Here’s the science - refractive index indicates the lens’ capability of bending light. The higher the index, the more efficiently it bends light and the thinner the lens is. For instance, high-index lenses with a prescription of 1.67 will be slimmer than standard lenses with a 1.5 prescription.
I hope I didn’t make it too complicated for you.
Spherical and aspheric signify the profile of the lens. Where spherical lenses use a single curve, aspheric lenses have varying flat curves.
Aspheric and high-index are generally combined to form slim lenses. For instance, high index 1.5 lenses will be slim but aspheric high index 1.5 lenses will be even slimmer.
Just remember, the stronger your prescription is, the higher index you will need.
Aspheric Lenses: Advantages & Disadvantages
In a nutshell, aspheric lenses have the following advantages:
- They provide a thinner profile
- They are lightweight and comfortable
- They could be fit into most frames so you have a wide choice of styles
- They have a more natural and pleasing appearance
- They don’t make your eyes look too big or too small
- They provide a better peripheral vision by eliminating distortion
Coming to the disadvantages of aspheric lenses, they are slightly more expensive than your regular lenses. But, this is not the case when you buy prescription glasses online from Specscart.

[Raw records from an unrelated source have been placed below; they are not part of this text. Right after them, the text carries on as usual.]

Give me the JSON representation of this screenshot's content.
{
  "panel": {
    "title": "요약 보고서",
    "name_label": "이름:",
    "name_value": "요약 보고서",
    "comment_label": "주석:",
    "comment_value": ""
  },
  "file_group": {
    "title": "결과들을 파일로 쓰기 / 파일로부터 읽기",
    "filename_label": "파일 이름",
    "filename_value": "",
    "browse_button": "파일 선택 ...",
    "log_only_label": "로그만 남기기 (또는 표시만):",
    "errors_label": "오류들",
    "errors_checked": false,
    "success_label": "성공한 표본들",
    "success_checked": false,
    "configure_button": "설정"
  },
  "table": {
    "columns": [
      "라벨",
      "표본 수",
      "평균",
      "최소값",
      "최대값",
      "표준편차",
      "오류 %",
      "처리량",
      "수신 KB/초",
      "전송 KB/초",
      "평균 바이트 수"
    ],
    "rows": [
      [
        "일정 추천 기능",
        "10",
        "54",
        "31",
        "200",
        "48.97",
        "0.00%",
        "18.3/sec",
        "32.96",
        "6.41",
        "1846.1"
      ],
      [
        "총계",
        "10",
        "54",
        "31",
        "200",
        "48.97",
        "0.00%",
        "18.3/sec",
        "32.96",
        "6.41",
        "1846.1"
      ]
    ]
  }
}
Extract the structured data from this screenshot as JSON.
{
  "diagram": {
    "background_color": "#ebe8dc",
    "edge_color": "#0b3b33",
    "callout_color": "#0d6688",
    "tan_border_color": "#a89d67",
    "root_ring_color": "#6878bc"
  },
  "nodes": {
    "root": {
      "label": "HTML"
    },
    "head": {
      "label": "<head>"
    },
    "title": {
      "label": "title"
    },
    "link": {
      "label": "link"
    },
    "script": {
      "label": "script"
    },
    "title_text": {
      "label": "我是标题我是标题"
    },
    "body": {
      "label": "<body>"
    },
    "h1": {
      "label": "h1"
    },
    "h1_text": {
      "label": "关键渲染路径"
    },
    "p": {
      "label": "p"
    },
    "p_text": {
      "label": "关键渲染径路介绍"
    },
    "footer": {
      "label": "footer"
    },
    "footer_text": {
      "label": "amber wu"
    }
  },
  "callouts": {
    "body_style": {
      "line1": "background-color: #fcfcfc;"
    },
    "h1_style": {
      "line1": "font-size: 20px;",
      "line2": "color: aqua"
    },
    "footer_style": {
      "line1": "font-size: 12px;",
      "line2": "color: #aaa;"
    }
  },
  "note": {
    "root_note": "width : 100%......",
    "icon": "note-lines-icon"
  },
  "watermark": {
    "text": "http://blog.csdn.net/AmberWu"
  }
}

Whether you want single vision lenses or progressives, you can get them in aspheric designs from us. And since they are thin and lightweight, you get to choose from the multitude of frame options we have on our website. Have fun finding your next frame.
Double Aspheric Lenses Benefits
Double aspheric lenses are specifically created for those who need strong minus prescriptions. These lenses use flat curvatures on both the front and back surfaces.
Double aspheric lenses provide an even larger field of view with minimum distortion towards the edges. Due to the double aspheric lenses benefits, they cost a little bit more than single aspheric lenses but are thinner and more lightweight.
If you want low cost glasses with thin and comfortable lenses, come to us. We are always happy to help you with your vision.